* ACTIVITY *
Your answer must be every line of the data that contains "state".

* Items from an interface collection *
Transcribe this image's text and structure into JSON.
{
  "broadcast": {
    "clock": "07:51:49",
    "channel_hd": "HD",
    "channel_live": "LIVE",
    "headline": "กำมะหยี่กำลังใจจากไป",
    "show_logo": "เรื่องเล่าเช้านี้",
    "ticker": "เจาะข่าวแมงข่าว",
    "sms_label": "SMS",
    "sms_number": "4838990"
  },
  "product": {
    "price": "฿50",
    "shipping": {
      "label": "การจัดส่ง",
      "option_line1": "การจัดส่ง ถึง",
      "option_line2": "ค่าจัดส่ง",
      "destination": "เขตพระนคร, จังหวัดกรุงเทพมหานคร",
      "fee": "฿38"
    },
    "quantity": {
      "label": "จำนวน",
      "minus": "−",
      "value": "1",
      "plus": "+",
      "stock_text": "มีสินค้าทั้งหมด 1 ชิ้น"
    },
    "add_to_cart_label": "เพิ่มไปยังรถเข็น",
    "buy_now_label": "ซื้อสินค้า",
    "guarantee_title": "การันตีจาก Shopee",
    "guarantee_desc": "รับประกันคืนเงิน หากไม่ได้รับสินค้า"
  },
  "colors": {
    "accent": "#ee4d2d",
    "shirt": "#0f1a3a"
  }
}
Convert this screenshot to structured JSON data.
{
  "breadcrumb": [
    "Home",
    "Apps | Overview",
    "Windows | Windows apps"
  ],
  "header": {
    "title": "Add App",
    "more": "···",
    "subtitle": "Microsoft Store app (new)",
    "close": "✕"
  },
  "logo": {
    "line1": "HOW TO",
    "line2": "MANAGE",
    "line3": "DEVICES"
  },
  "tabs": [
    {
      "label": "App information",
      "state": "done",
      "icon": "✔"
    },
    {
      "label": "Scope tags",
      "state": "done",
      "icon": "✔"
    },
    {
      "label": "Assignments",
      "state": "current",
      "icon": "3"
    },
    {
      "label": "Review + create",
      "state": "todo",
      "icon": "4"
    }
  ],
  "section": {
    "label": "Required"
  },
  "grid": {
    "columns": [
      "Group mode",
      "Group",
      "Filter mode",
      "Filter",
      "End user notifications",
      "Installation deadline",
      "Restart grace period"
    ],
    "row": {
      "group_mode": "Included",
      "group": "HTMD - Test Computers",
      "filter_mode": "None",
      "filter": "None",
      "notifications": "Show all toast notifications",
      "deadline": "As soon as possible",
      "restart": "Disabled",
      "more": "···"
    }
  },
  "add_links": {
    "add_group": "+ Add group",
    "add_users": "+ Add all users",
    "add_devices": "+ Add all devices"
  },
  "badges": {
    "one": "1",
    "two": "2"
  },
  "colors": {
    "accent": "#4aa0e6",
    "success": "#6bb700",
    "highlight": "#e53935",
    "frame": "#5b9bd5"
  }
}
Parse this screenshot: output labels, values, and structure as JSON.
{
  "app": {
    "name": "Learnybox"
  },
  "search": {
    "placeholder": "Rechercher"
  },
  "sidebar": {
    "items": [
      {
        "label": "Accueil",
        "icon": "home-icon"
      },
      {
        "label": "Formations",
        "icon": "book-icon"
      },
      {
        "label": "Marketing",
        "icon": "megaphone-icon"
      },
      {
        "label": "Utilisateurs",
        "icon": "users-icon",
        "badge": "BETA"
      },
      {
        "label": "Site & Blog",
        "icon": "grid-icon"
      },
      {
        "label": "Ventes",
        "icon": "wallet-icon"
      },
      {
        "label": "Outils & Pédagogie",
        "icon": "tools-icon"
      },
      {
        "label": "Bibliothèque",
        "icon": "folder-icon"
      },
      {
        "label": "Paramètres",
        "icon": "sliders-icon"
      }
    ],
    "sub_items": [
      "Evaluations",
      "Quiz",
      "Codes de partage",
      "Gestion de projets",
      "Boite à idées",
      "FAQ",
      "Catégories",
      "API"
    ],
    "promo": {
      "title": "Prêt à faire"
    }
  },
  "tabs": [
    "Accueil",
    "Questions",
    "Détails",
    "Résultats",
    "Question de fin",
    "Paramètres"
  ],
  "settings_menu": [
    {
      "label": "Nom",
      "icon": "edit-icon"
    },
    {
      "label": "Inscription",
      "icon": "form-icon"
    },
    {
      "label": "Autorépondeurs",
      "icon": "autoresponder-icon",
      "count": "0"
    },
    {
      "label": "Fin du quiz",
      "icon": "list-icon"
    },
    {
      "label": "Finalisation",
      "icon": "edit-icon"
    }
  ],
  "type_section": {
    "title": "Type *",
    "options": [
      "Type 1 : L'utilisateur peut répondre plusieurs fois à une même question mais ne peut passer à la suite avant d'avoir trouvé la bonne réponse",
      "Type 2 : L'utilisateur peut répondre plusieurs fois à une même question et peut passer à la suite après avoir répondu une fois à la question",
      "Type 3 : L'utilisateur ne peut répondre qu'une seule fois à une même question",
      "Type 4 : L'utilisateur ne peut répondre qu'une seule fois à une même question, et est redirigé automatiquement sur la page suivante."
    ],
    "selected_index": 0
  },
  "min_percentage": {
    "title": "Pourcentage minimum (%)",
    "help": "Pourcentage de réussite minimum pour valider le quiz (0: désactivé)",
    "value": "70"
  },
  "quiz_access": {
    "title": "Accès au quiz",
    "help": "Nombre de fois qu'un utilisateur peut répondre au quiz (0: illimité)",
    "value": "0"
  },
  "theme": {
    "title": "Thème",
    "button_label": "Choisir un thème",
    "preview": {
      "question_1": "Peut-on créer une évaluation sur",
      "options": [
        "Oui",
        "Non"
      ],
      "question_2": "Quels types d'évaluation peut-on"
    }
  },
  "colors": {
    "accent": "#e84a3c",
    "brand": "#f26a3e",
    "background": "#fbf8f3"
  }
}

* EXERCISE RESPONSE *
      "state": "done",
      "state": "done",
      "state": "current",
      "state": "todo",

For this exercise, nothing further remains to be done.